:: DATASET
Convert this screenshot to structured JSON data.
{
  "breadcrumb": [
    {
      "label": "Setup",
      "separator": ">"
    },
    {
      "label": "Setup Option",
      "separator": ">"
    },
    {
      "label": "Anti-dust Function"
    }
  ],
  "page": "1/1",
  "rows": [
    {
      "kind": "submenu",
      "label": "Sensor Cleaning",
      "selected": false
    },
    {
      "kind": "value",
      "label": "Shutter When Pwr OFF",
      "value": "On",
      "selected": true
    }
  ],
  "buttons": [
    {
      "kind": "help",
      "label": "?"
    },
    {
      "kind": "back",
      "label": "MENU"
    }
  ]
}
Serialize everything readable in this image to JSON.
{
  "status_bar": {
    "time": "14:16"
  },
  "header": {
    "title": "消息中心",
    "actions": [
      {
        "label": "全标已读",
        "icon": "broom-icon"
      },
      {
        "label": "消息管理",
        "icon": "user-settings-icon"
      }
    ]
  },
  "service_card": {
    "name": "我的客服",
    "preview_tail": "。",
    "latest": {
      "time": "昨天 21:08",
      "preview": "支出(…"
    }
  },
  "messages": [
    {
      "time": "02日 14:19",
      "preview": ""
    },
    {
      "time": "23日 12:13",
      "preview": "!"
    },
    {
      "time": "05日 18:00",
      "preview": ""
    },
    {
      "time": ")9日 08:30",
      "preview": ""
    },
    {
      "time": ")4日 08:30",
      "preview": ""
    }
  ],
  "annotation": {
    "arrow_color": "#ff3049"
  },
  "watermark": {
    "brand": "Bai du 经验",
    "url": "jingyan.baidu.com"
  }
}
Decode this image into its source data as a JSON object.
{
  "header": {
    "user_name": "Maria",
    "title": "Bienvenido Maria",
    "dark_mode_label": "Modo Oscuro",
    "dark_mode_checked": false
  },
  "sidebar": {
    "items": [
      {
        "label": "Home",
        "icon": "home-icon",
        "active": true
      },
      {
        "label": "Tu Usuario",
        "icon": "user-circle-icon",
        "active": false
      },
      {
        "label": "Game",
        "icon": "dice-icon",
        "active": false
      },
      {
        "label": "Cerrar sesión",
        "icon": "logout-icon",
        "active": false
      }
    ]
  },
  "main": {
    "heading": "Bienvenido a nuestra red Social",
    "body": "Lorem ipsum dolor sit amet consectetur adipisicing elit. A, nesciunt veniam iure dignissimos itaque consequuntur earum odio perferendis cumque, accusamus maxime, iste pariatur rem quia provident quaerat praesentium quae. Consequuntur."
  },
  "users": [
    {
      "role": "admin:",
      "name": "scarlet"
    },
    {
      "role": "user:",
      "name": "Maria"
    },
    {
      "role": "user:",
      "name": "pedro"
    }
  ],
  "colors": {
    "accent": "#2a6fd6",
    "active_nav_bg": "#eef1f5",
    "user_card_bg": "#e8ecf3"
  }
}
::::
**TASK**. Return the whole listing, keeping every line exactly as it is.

**ANSWER**.
Convert this screenshot to structured JSON data.
{
  "breadcrumb": [
    {
      "label": "Setup",
      "separator": ">"
    },
    {
      "label": "Setup Option",
      "separator": ">"
    },
    {
      "label": "Anti-dust Function"
    }
  ],
  "page": "1/1",
  "rows": [
    {
      "kind": "submenu",
      "label": "Sensor Cleaning",
      "selected": false
    },
    {
      "kind": "value",
      "label": "Shutter When Pwr OFF",
      "value": "On",
      "selected": true
    }
  ],
  "buttons": [
    {
      "kind": "help",
      "label": "?"
    },
    {
      "kind": "back",
      "label": "MENU"
    }
  ]
}
Serialize everything readable in this image to JSON.
{
  "status_bar": {
    "time": "14:16"
  },
  "header": {
    "title": "消息中心",
    "actions": [
      {
        "label": "全标已读",
        "icon": "broom-icon"
      },
      {
        "label": "消息管理",
        "icon": "user-settings-icon"
      }
    ]
  },
  "service_card": {
    "name": "我的客服",
    "preview_tail": "。",
    "latest": {
      "time": "昨天 21:08",
      "preview": "支出(…"
    }
  },
  "messages": [
    {
      "time": "02日 14:19",
      "preview": ""
    },
    {
      "time": "23日 12:13",
      "preview": "!"
    },
    {
      "time": "05日 18:00",
      "preview": ""
    },
    {
      "time": ")9日 08:30",
      "preview": ""
    },
    {
      "time": ")4日 08:30",
      "preview": ""
    }
  ],
  "annotation": {
    "arrow_color": "#ff3049"
  },
  "watermark": {
    "brand": "Bai du 经验",
    "url": "jingyan.baidu.com"
  }
}
Decode this image into its source data as a JSON object.
{
  "header": {
    "user_name": "Maria",
    "title": "Bienvenido Maria",
    "dark_mode_label": "Modo Oscuro",
    "dark_mode_checked": false
  },
  "sidebar": {
    "items": [
      {
        "label": "Home",
        "icon": "home-icon",
        "active": true
      },
      {
        "label": "Tu Usuario",
        "icon": "user-circle-icon",
        "active": false
      },
      {
        "label": "Game",
        "icon": "dice-icon",
        "active": false
      },
      {
        "label": "Cerrar sesión",
        "icon": "logout-icon",
        "active": false
      }
    ]
  },
  "main": {
    "heading": "Bienvenido a nuestra red Social",
    "body": "Lorem ipsum dolor sit amet consectetur adipisicing elit. A, nesciunt veniam iure dignissimos itaque consequuntur earum odio perferendis cumque, accusamus maxime, iste pariatur rem quia provident quaerat praesentium quae. Consequuntur."
  },
  "users": [
    {
      "role": "admin:",
      "name": "scarlet"
    },
    {
      "role": "user:",
      "name": "Maria"
    },
    {
      "role": "user:",
      "name": "pedro"
    }
  ],
  "colors": {
    "accent": "#2a6fd6",
    "active_nav_bg": "#eef1f5",
    "user_card_bg": "#e8ecf3"
  }
}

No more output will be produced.